I love Long Halloween, but Two-Face's plan was pretty similar. Kill those who wronged him, or at least let fate judge them. First Falcone (in TDK it is Maroni and the two corrupt cops that betrayed him and Rachel) and then the assistant DA (again the two corrupt cops). He then turns himself in. His major plans to "save" the city were in Dark Victory which I also like and feel completed Two-Face's best arc possible in the comics.
But ending it essentially at the point where TLH ended is fine by me. Him being a make-shift mobster never sat well with me or working with freaks. I could see him becoming a lone vigilante who views justice in his own twisted way, but oh well. I think Dent's arc in the movie does move the film otherwise it is 2.5 hours of Batman and Gordon trying to stop the Joker from blowing **** up. It is what makes TDK so much more. If the movie had ended with Batman just saving the ferries and defeating the Joker it would not be as interesting. Instead the triumvirate won in some ways, but by cheating the fact that they were fallible. One fell and died and they have to lie to win because in reality Joker may have been right.

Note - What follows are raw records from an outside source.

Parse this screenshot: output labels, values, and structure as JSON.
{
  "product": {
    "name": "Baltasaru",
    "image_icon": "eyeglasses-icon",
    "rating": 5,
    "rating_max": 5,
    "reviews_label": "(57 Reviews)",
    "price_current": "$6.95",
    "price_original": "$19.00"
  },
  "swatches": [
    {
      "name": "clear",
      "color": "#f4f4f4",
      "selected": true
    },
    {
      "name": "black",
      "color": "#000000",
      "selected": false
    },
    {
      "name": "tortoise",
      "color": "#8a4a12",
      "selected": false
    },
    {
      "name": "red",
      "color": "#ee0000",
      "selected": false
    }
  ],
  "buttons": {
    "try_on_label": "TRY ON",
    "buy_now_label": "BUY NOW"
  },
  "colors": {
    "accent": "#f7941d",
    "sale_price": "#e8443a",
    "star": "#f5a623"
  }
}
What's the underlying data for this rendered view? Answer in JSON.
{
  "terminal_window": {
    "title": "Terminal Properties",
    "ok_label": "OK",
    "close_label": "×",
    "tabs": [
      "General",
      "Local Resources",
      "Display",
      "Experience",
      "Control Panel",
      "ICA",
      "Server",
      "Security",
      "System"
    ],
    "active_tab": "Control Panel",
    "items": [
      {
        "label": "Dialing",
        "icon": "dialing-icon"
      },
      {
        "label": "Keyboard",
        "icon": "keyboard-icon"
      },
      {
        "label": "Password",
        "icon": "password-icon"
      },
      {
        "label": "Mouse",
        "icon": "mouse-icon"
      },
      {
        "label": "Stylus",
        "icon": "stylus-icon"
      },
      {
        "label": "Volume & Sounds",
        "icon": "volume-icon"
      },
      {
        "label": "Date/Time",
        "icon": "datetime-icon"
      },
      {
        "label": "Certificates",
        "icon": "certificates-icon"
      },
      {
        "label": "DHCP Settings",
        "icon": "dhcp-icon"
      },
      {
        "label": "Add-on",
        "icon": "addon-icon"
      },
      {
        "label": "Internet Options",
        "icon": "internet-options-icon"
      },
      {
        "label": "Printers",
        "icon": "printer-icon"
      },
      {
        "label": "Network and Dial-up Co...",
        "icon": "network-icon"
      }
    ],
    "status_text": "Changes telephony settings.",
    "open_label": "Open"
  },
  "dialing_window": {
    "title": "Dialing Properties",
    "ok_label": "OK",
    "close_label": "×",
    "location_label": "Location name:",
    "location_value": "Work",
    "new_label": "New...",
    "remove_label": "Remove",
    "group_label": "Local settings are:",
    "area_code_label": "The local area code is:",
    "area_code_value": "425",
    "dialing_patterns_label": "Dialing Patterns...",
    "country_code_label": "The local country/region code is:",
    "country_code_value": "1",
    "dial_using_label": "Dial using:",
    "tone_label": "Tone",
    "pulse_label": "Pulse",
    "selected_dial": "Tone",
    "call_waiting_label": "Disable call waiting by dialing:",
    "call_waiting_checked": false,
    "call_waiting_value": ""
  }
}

Or maybe not. The ambiguity it creates is great.
To me Two-Face is the second most interesting character in the movie after the Joker, of course.
I could see Two-Face working with freaks and turning into a mobster as a means to an end. He would think, "Well, if this is what I have to do to financially support my vigilante mission, so be it."

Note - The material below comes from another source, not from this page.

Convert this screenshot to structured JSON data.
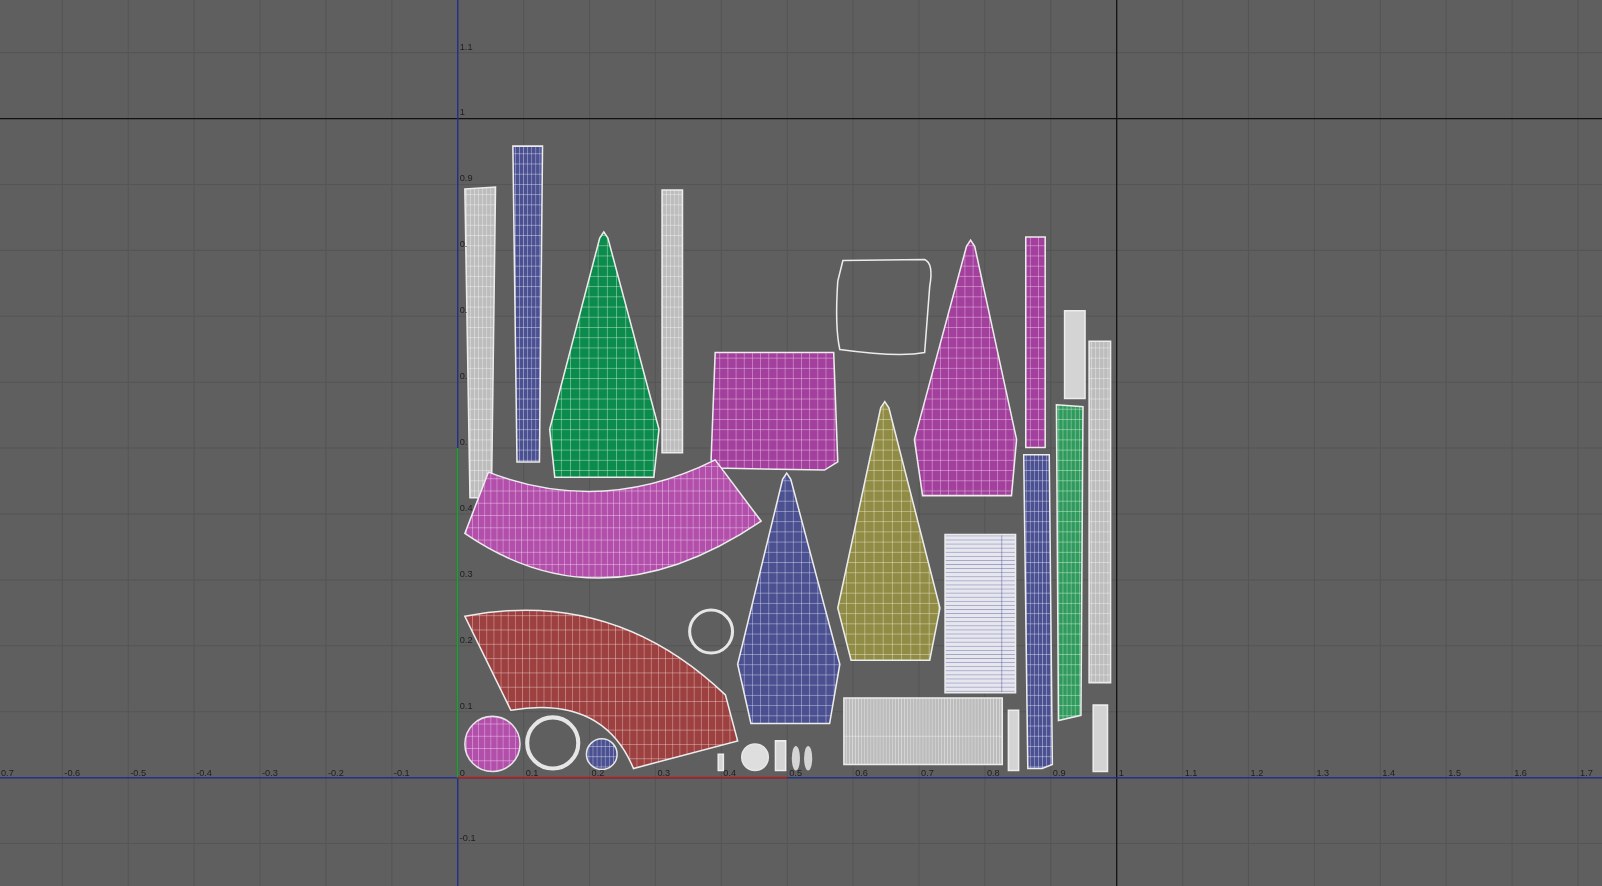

I came out of the IMAX and said to my friends after seeing the film saying that I thought Dent was the best part of the film.

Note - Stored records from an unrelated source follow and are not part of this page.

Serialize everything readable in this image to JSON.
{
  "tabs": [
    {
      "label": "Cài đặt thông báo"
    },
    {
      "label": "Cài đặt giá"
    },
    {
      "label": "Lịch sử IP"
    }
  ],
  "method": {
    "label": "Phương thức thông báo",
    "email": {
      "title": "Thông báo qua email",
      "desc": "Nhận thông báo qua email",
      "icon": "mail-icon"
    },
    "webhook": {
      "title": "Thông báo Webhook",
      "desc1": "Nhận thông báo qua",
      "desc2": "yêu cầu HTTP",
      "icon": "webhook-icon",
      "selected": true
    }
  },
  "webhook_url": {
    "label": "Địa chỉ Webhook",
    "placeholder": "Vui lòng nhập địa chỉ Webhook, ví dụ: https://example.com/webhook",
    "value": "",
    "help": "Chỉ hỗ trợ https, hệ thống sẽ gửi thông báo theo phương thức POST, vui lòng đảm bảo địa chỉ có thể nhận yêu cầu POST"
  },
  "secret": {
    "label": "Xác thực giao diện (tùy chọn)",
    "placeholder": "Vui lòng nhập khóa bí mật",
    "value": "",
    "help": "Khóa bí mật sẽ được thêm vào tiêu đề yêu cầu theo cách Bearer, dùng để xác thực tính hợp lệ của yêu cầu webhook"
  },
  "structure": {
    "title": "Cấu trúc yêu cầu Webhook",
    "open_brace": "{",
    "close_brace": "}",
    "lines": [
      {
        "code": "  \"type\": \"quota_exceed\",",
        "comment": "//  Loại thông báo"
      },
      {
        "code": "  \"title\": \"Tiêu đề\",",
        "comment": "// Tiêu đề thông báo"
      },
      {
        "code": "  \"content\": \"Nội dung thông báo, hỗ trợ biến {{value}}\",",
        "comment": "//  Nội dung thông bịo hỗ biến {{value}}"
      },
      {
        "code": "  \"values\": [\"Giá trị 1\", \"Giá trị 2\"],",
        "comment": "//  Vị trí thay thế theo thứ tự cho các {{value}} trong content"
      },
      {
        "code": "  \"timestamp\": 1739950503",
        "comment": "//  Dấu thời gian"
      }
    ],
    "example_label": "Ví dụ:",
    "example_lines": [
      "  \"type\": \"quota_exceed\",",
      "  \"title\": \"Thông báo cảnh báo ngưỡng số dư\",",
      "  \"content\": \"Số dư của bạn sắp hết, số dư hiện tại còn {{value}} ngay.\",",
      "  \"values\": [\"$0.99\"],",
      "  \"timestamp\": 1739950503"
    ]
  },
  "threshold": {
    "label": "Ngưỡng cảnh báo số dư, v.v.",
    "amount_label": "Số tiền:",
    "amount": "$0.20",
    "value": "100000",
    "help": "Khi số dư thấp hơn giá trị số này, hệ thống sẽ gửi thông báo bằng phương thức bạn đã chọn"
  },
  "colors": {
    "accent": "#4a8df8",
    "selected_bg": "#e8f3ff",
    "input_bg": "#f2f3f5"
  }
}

That's what I've been saying to my friends - that compared to Anakin's fall, Harvey's more convincing. That his other side has been well laid out and exposed before his turn. I like the part where he discovered that half of his two-faced coin is burn, from that point on I knew that it's already over, we already have Two-Face.
Harvey from the beginning has all been about action and then thinking. He "makes his own luck" and likes to think that most of the things he is doing is right. Just to see it all crumble before him is enough to break him. At least that is how I look at it.
Sorry for the delayed response - I wanted to refer to TLH to pick up some specific points but then I realized that I lent it to a friend and she hasn't returned it yet. (I still have her entire collection of Transmetropolitan, so I guess we're even...) So I'll have to go on memory.
What makes Dent's shift in TLH more convincing for me is that despite his drive for legal justice, we can see how easily he COULD snap if given the opportunity. ("Two bullets to the head. Couldn't have happened to a nicer guy.") The worst he gets in TDK is torturing Schiff, but he did it for love of Rachel (always the out for a good guy) and we discover later that he wasn't going to kill him anyway. He doesn't truly wish death upon anyone, until his actual snapping point, at which he goes bad completely and suddenly.
Also, even after Dent turns in TLH, you can still see a glimmer of former Dent in Two-Face. One of the most powerful panels in the story, to me, is when Two-Face has a gun aimed at Batman point-blank. Batman reminds Dent of his wife Gilda, and a glimmer of recognition crosses Dent's face. Batman then says, "Give me the gun, Harvey," and Dent refuses. Not by shooting him point-blank, but by hitting him in the face with it. ("Nice try.") Dent acknowledges how far he's fallen, and he refuses to regret it.
I did like the white knight/dark knight contrast, although I felt more for Bruce in that. You can sense how much he really wants Dent to succeed.
I said it before and I'll say it again: I wish TDK had been split into two movies. There was enough material there!